Apparently, Windows refers to soft links as symbolic links or symlinks. A file can be opened from its symbolic link, but the user can see the file resides elsewhere. In the Command Prompt, a symbolic link is labeled <SYMLINK>, while in Windows Explorer, it appears as type .symlink.

To construct a symbolic link in Windows, first open the Command Prompt, which you may have to run as administrator. The command might look like

mklink c:\the_direc\the_link_name c:\other_direc\the_file_name

I tested a web page opening a script at both a hard link and a symbolic one. The hard one runs, but the soft one doesn’t.

Source: www.howtogeek.com

Jack of Oracle Tutoring by Jack and Diane, Campbell River, BC.

Windows: hard links

The tutor begins about links in file systems.

In a file system, a link is the appearance of a resource in one location, when it’s actually somewhere else. The user finds the resource at the link; from there, the operating system delivers the resource.

With a hard link, the resource appears to be located at the link, even to another program.

A use for a hard link might be as follows: Let’s imagine you’ve a web page that runs a script. You save the script file at c:\scripts\script_file. However, you want the page to find the script in its own directory, which might be c:\html. You make a hard link in c:\html that points to c:\scripts\script_file. You might call the link c:\html\the_script_link.

With the Windows Command Prompt, the command would be

mklink /h c:\html\the_script_link c:\scripts\script_file

Note the forward slash in front of the h, while the file system itself, being Windows, uses backslashes.



Jack of Oracle Tutoring by Jack and Diane, Campbell River, BC.

Home computer use: Windows 7: task manager, audiodg.exe, and AudioSrv

The tutor shares some experience about investigating a computer that is running fast.

When no-one is using a computer, and it’s not meant to be doing anything in particular, it might be expected to be idle. Sometimes, however, the Windows 7 computer I use runs fast anyway.

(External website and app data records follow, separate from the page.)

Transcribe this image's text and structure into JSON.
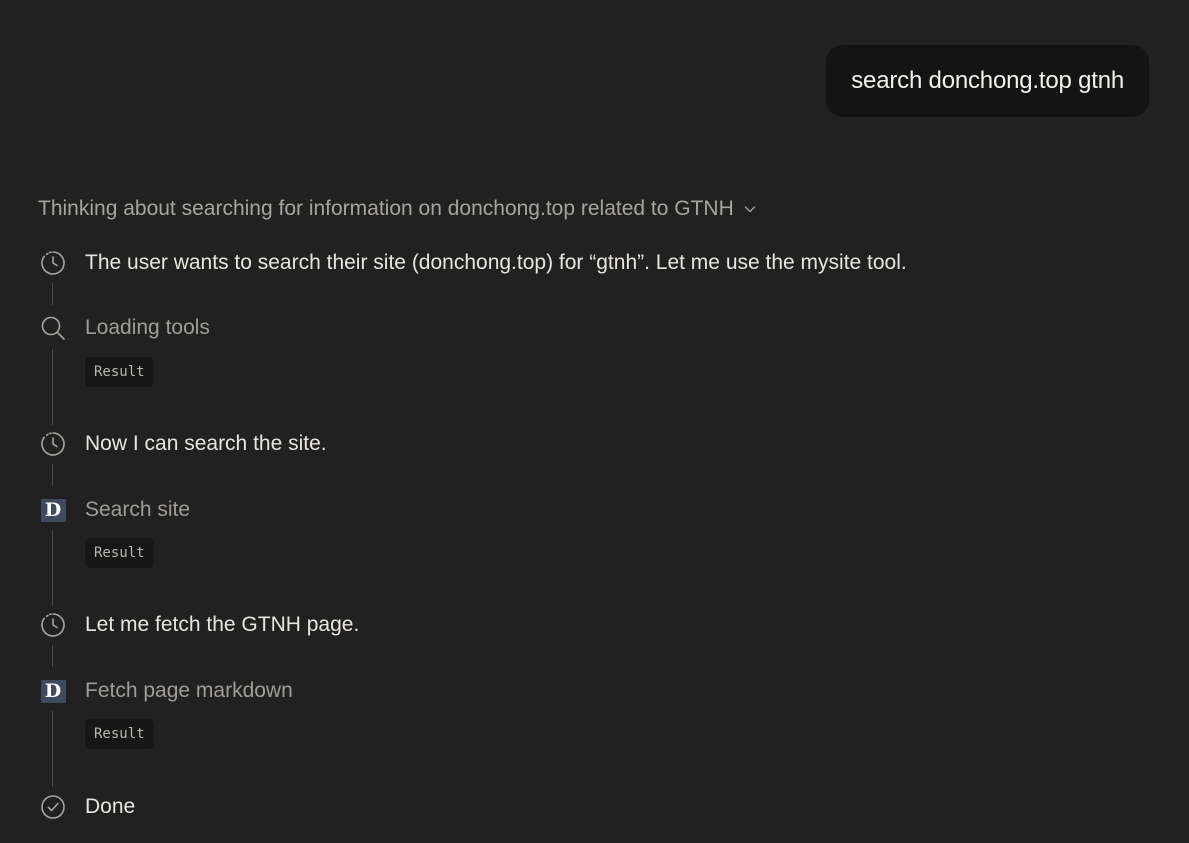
{
  "user_message": {
    "text": "search donchong.top gtnh"
  },
  "thinking": {
    "header": "Thinking about searching for information on donchong.top related to GTNH",
    "chevron_icon": "chevron-down-icon"
  },
  "steps": [
    {
      "kind": "thought",
      "icon": "clock-icon",
      "text": "The user wants to search their site (donchong.top) for “gtnh”. Let me use the mysite tool."
    },
    {
      "kind": "tool",
      "icon": "search-icon",
      "text": "Loading tools",
      "result_label": "Result"
    },
    {
      "kind": "thought",
      "icon": "clock-icon",
      "text": "Now I can search the site."
    },
    {
      "kind": "tool",
      "icon": "d-logo-icon",
      "icon_letter": "D",
      "text": "Search site",
      "result_label": "Result"
    },
    {
      "kind": "thought",
      "icon": "clock-icon",
      "text": "Let me fetch the GTNH page."
    },
    {
      "kind": "tool",
      "icon": "d-logo-icon",
      "icon_letter": "D",
      "text": "Fetch page markdown",
      "result_label": "Result"
    },
    {
      "kind": "done",
      "icon": "check-circle-icon",
      "text": "Done"
    }
  ],
  "colors": {
    "background": "#212121",
    "bubble": "#141414",
    "logo_bg": "#3f4a5e"
  }
}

Today I opened the Task Manager from the Search box in the Windows Start menu. In the Performance pane I clicked Resource Monitor. The CPU pane lists the programs using CPU resources, in descending order.

A program called audiodg.exe figured prominently; I looked it up and found it to be associated with the Windows Audio service. At the time, no audio was playing. Perhaps, however, a memory leak can happen with it.

To stop audiodg.exe from using resources when no audio is being used, a suggestion I inferred from Microsoft is to restart the Windows Audio service (AudioSrv). In the Resource Monitor, below the CPU pane, the Services pane can be selected. Within, AudioSrv can be selected, then right-clicked, revealing Restart Service as an option. It seems to have worked for me.




Jack of Oracle Tutoring by Jack and Diane, Campbell River, BC.